The problem:
Reproduce each entry exactly as written.

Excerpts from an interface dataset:
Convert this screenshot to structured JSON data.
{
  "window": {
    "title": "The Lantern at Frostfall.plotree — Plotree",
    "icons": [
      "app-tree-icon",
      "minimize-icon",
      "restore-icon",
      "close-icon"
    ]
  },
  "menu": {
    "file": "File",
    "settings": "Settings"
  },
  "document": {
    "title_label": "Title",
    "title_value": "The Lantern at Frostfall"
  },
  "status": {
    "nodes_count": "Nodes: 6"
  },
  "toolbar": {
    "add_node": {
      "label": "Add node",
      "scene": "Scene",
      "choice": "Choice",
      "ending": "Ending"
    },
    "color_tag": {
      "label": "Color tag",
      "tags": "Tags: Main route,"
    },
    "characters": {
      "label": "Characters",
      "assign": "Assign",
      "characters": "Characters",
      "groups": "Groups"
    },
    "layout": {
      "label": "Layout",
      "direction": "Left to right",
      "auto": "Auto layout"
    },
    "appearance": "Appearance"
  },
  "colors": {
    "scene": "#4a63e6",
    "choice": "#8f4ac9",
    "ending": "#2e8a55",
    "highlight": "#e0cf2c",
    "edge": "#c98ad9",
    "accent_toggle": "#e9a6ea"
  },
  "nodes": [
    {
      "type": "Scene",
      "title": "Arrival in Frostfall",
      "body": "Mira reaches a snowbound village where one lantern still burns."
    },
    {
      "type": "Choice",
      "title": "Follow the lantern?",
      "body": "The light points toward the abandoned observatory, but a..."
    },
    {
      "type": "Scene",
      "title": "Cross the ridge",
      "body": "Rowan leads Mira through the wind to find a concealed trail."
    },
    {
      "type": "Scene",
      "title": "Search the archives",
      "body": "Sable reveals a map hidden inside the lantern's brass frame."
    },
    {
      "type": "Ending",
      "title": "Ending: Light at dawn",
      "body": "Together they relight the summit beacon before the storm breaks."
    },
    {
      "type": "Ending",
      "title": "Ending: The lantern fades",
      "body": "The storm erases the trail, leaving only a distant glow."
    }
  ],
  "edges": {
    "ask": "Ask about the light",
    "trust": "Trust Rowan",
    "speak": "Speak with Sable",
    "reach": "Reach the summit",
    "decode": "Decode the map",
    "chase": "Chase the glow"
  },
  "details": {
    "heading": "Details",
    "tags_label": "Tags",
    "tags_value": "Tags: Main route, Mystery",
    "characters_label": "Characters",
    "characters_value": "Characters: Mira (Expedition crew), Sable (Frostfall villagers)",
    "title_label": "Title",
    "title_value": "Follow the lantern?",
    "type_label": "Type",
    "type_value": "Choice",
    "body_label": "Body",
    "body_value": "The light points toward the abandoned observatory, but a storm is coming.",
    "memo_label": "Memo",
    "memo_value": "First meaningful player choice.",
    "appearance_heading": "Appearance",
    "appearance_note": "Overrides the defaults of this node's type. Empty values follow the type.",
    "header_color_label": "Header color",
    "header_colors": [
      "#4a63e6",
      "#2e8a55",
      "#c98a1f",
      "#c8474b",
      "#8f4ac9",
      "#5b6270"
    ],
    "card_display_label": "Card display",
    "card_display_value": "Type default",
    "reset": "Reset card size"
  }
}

Task response:
Convert this screenshot to structured JSON data.
{
  "window": {
    "title": "The Lantern at Frostfall.plotree — Plotree",
    "icons": [
      "app-tree-icon",
      "minimize-icon",
      "restore-icon",
      "close-icon"
    ]
  },
  "menu": {
    "file": "File",
    "settings": "Settings"
  },
  "document": {
    "title_label": "Title",
    "title_value": "The Lantern at Frostfall"
  },
  "status": {
    "nodes_count": "Nodes: 6"
  },
  "toolbar": {
    "add_node": {
      "label": "Add node",
      "scene": "Scene",
      "choice": "Choice",
      "ending": "Ending"
    },
    "color_tag": {
      "label": "Color tag",
      "tags": "Tags: Main route,"
    },
    "characters": {
      "label": "Characters",
      "assign": "Assign",
      "characters": "Characters",
      "groups": "Groups"
    },
    "layout": {
      "label": "Layout",
      "direction": "Left to right",
      "auto": "Auto layout"
    },
    "appearance": "Appearance"
  },
  "colors": {
    "scene": "#4a63e6",
    "choice": "#8f4ac9",
    "ending": "#2e8a55",
    "highlight": "#e0cf2c",
    "edge": "#c98ad9",
    "accent_toggle": "#e9a6ea"
  },
  "nodes": [
    {
      "type": "Scene",
      "title": "Arrival in Frostfall",
      "body": "Mira reaches a snowbound village where one lantern still burns."
    },
    {
      "type": "Choice",
      "title": "Follow the lantern?",
      "body": "The light points toward the abandoned observatory, but a..."
    },
    {
      "type": "Scene",
      "title": "Cross the ridge",
      "body": "Rowan leads Mira through the wind to find a concealed trail."
    },
    {
      "type": "Scene",
      "title": "Search the archives",
      "body": "Sable reveals a map hidden inside the lantern's brass frame."
    },
    {
      "type": "Ending",
      "title": "Ending: Light at dawn",
      "body": "Together they relight the summit beacon before the storm breaks."
    },
    {
      "type": "Ending",
      "title": "Ending: The lantern fades",
      "body": "The storm erases the trail, leaving only a distant glow."
    }
  ],
  "edges": {
    "ask": "Ask about the light",
    "trust": "Trust Rowan",
    "speak": "Speak with Sable",
    "reach": "Reach the summit",
    "decode": "Decode the map",
    "chase": "Chase the glow"
  },
  "details": {
    "heading": "Details",
    "tags_label": "Tags",
    "tags_value": "Tags: Main route, Mystery",
    "characters_label": "Characters",
    "characters_value": "Characters: Mira (Expedition crew), Sable (Frostfall villagers)",
    "title_label": "Title",
    "title_value": "Follow the lantern?",
    "type_label": "Type",
    "type_value": "Choice",
    "body_label": "Body",
    "body_value": "The light points toward the abandoned observatory, but a storm is coming.",
    "memo_label": "Memo",
    "memo_value": "First meaningful player choice.",
    "appearance_heading": "Appearance",
    "appearance_note": "Overrides the defaults of this node's type. Empty values follow the type.",
    "header_color_label": "Header color",
    "header_colors": [
      "#4a63e6",
      "#2e8a55",
      "#c98a1f",
      "#c8474b",
      "#8f4ac9",
      "#5b6270"
    ],
    "card_display_label": "Card display",
    "card_display_value": "Type default",
    "reset": "Reset card size"
  }
}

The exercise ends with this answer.